[[ Data under study open ]]

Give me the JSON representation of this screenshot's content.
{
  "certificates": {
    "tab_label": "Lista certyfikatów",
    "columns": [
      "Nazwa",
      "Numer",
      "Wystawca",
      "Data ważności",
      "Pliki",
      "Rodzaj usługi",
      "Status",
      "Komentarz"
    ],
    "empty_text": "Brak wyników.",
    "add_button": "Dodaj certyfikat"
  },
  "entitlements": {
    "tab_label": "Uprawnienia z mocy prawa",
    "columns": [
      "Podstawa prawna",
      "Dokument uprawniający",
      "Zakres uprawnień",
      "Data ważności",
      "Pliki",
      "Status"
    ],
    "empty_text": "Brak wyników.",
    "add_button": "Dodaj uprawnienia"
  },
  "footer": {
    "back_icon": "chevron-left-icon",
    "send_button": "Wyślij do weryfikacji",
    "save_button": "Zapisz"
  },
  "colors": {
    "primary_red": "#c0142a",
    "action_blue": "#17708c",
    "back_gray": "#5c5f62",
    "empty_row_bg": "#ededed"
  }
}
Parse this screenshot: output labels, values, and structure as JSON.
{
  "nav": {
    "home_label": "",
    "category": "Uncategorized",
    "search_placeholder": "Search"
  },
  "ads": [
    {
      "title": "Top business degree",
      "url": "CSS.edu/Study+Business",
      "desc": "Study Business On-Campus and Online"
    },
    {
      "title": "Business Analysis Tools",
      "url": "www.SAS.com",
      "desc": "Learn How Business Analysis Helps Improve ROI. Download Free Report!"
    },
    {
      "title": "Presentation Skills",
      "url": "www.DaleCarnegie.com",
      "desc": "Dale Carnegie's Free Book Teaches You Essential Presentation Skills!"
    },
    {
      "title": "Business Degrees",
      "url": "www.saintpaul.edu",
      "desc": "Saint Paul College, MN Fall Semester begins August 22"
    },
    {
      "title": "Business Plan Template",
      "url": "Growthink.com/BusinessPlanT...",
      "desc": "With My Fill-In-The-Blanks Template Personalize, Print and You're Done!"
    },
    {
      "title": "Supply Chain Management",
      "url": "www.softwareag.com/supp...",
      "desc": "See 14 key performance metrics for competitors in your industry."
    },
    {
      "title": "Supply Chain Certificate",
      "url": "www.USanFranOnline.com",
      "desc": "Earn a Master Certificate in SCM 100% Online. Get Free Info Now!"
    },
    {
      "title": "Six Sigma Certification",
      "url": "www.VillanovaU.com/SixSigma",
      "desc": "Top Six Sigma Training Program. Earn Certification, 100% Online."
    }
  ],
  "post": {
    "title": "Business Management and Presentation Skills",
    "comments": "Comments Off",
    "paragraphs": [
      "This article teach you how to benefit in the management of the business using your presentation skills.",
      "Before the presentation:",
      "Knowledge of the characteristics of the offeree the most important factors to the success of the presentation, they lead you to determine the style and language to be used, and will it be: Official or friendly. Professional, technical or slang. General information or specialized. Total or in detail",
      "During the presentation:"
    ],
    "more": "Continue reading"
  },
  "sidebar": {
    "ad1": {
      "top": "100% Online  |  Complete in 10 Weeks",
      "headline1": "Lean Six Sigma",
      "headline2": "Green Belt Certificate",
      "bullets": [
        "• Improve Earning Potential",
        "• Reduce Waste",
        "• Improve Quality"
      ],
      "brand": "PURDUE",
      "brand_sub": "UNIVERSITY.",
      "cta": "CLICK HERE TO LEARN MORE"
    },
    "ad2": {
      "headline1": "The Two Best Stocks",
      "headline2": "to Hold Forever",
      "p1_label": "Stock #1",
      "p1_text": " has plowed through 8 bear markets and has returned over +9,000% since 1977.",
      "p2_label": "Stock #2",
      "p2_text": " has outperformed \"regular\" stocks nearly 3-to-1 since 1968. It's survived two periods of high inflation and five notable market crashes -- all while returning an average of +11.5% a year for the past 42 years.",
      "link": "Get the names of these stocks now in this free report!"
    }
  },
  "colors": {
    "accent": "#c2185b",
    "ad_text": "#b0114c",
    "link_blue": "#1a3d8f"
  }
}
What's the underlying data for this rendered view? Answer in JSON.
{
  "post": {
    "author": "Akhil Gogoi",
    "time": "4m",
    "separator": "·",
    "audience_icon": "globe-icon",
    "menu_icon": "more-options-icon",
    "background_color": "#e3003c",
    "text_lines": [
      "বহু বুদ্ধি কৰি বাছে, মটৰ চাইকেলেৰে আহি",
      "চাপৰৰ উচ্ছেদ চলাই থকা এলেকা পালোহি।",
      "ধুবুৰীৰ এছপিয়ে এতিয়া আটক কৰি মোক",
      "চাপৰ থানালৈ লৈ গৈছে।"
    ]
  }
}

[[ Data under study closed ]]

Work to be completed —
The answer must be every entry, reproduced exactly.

Exercise solution —
Give me the JSON representation of this screenshot's content.
{
  "certificates": {
    "tab_label": "Lista certyfikatów",
    "columns": [
      "Nazwa",
      "Numer",
      "Wystawca",
      "Data ważności",
      "Pliki",
      "Rodzaj usługi",
      "Status",
      "Komentarz"
    ],
    "empty_text": "Brak wyników.",
    "add_button": "Dodaj certyfikat"
  },
  "entitlements": {
    "tab_label": "Uprawnienia z mocy prawa",
    "columns": [
      "Podstawa prawna",
      "Dokument uprawniający",
      "Zakres uprawnień",
      "Data ważności",
      "Pliki",
      "Status"
    ],
    "empty_text": "Brak wyników.",
    "add_button": "Dodaj uprawnienia"
  },
  "footer": {
    "back_icon": "chevron-left-icon",
    "send_button": "Wyślij do weryfikacji",
    "save_button": "Zapisz"
  },
  "colors": {
    "primary_red": "#c0142a",
    "action_blue": "#17708c",
    "back_gray": "#5c5f62",
    "empty_row_bg": "#ededed"
  }
}
Parse this screenshot: output labels, values, and structure as JSON.
{
  "nav": {
    "home_label": "",
    "category": "Uncategorized",
    "search_placeholder": "Search"
  },
  "ads": [
    {
      "title": "Top business degree",
      "url": "CSS.edu/Study+Business",
      "desc": "Study Business On-Campus and Online"
    },
    {
      "title": "Business Analysis Tools",
      "url": "www.SAS.com",
      "desc": "Learn How Business Analysis Helps Improve ROI. Download Free Report!"
    },
    {
      "title": "Presentation Skills",
      "url": "www.DaleCarnegie.com",
      "desc": "Dale Carnegie's Free Book Teaches You Essential Presentation Skills!"
    },
    {
      "title": "Business Degrees",
      "url": "www.saintpaul.edu",
      "desc": "Saint Paul College, MN Fall Semester begins August 22"
    },
    {
      "title": "Business Plan Template",
      "url": "Growthink.com/BusinessPlanT...",
      "desc": "With My Fill-In-The-Blanks Template Personalize, Print and You're Done!"
    },
    {
      "title": "Supply Chain Management",
      "url": "www.softwareag.com/supp...",
      "desc": "See 14 key performance metrics for competitors in your industry."
    },
    {
      "title": "Supply Chain Certificate",
      "url": "www.USanFranOnline.com",
      "desc": "Earn a Master Certificate in SCM 100% Online. Get Free Info Now!"
    },
    {
      "title": "Six Sigma Certification",
      "url": "www.VillanovaU.com/SixSigma",
      "desc": "Top Six Sigma Training Program. Earn Certification, 100% Online."
    }
  ],
  "post": {
    "title": "Business Management and Presentation Skills",
    "comments": "Comments Off",
    "paragraphs": [
      "This article teach you how to benefit in the management of the business using your presentation skills.",
      "Before the presentation:",
      "Knowledge of the characteristics of the offeree the most important factors to the success of the presentation, they lead you to determine the style and language to be used, and will it be: Official or friendly. Professional, technical or slang. General information or specialized. Total or in detail",
      "During the presentation:"
    ],
    "more": "Continue reading"
  },
  "sidebar": {
    "ad1": {
      "top": "100% Online  |  Complete in 10 Weeks",
      "headline1": "Lean Six Sigma",
      "headline2": "Green Belt Certificate",
      "bullets": [
        "• Improve Earning Potential",
        "• Reduce Waste",
        "• Improve Quality"
      ],
      "brand": "PURDUE",
      "brand_sub": "UNIVERSITY.",
      "cta": "CLICK HERE TO LEARN MORE"
    },
    "ad2": {
      "headline1": "The Two Best Stocks",
      "headline2": "to Hold Forever",
      "p1_label": "Stock #1",
      "p1_text": " has plowed through 8 bear markets and has returned over +9,000% since 1977.",
      "p2_label": "Stock #2",
      "p2_text": " has outperformed \"regular\" stocks nearly 3-to-1 since 1968. It's survived two periods of high inflation and five notable market crashes -- all while returning an average of +11.5% a year for the past 42 years.",
      "link": "Get the names of these stocks now in this free report!"
    }
  },
  "colors": {
    "accent": "#c2185b",
    "ad_text": "#b0114c",
    "link_blue": "#1a3d8f"
  }
}
What's the underlying data for this rendered view? Answer in JSON.
{
  "post": {
    "author": "Akhil Gogoi",
    "time": "4m",
    "separator": "·",
    "audience_icon": "globe-icon",
    "menu_icon": "more-options-icon",
    "background_color": "#e3003c",
    "text_lines": [
      "বহু বুদ্ধি কৰি বাছে, মটৰ চাইকেলেৰে আহি",
      "চাপৰৰ উচ্ছেদ চলাই থকা এলেকা পালোহি।",
      "ধুবুৰীৰ এছপিয়ে এতিয়া আটক কৰি মোক",
      "চাপৰ থানালৈ লৈ গৈছে।"
    ]
  }
}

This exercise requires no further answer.